@rjnn

This comment has been minimized.

Copy link
Member

@rjnn rjnn commented Mar 10, 2020

The bridge option seems elegant from a UX standpoint: it’s just a one off materialize job that makes all future materialize jobs much faster. And like you said, they don’t have to do it.

Sent with GitHawk

@quodlibetor

This comment has been minimized.

Copy link
Member

@quodlibetor quodlibetor commented Mar 10, 2020

This issue seems like it's combining ingestion/a "connector" API, persistence, and our internal format? FWIW I think all of this discussion becomes a lot easier once we have persistence, because then users don't need to store/re-parse much (or ideally anything) and we have a lot of flexibility in looking for performance and ergonomics improvements.

The internal/persistence/row format basically doesn't matter from a UX perspective -- as long as users upgrade only one internal-format version at a time we can handle upgrades, and I (obviously) think that we should be experimenting with this ASAP, and I believe some conversation around this has happened in the dataplane consistency discussions?

The ingestion API seems like what we should be improving with our various conversion dataflows, a clearer API boundary there would, I agree, help us make the functions more generic/possibly possible to export.

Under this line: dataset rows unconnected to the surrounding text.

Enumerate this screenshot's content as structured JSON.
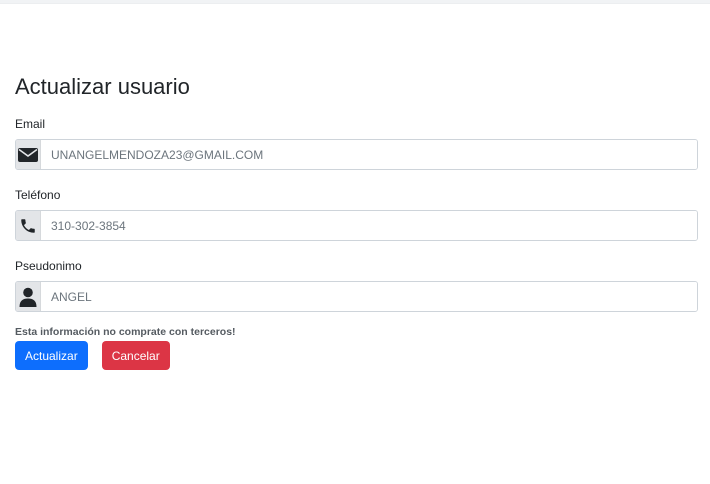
{
  "page": {
    "title": "Actualizar usuario"
  },
  "form": {
    "email": {
      "label": "Email",
      "value": "UNANGELMENDOZA23@GMAIL.COM",
      "icon": "envelope-icon"
    },
    "phone": {
      "label": "Teléfono",
      "value": "310-302-3854",
      "icon": "phone-icon"
    },
    "nickname": {
      "label": "Pseudonimo",
      "value": "ANGEL",
      "icon": "user-icon"
    },
    "note": "Esta información no comprate con terceros!",
    "buttons": {
      "update": "Actualizar",
      "cancel": "Cancelar"
    }
  },
  "colors": {
    "primary": "#0d6efd",
    "danger": "#dc3545",
    "addon_bg": "#e3e5e8",
    "border": "#ced4da"
  }
}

One bridge might be to put together a Row format help folks with materialized source -> sink dataflows that just do the rewrite once and drop the results in our internal format.

I'm not sure what architecture you're imagining here? Is it a separate timely cluster that folks can independently scale up, or some sort of bridge library that folks can load and shares memory space with timely, or something that hits a socket/filesystem API?

@benesch

This comment has been minimized.

Copy link
Member

@benesch benesch commented Mar 10, 2020

@frankmcsherry

This comment has been minimized.

Copy link
Member Author

@frankmcsherry frankmcsherry commented Mar 11, 2020

We can ingest Avro at 300MB/s with a bit of legwork:

This is a good improvement and we should do it, but it is still a long ways off of the performance you'd get with serialized Row data. Back in differential days, the cost for using a tuned JSON deserialized (pikkr) was about 30x over just having the binary data ready (which is essentially what a serialized Row would be).

Do you recall if the 300MB/s is measured in terms of output data produced or input data read? Iirc, a fair bit of the Avro data is cruft that we just throw away, right?

I don’t think we need to be designing our own serialization format just yet!

I think we already are, we are just doing it ad-hoc at the moment. With sinks, we do have to write data down. We could write out Debezium-looking streams and use BYO consistency topics, but that is a serialization format. We don't need to do this next week, but it should happen. Prioritization is orthogonal.

@frankmcsherry

This comment has been minimized.

Copy link
Member Author

@frankmcsherry frankmcsherry commented Mar 11, 2020

I'm not sure what architecture you're imagining here? Is it a separate timely cluster that folks can independently scale up, or some sort of bridge library that folks can load and shares memory space with timely, or something that hits a socket/filesystem API?

The intended proposal was just that people can write a source -> sink dataflow, which results in efficiently encoded batches of data, and with that ability they can choose to 1. run that dataflow in their copy of materialized to make subsequent uses of the same inputs faster, or 2. run that dataflow in a different materialized to decouple the scaling needs of the work, or 3. not run it at all if they don't need it. The written sink is meant to be something that can be read in as a source (e.g. perhaps Row data written in to Kafka, in a super-simple version).

Sign up for free to join this conversation on GitHub. Already have an account? Sign in to comment
Projects
None yet
Linked pull requests

Successfully merging a pull request may close this issue.

None yet
4 participants
You can’t perform that action at this time.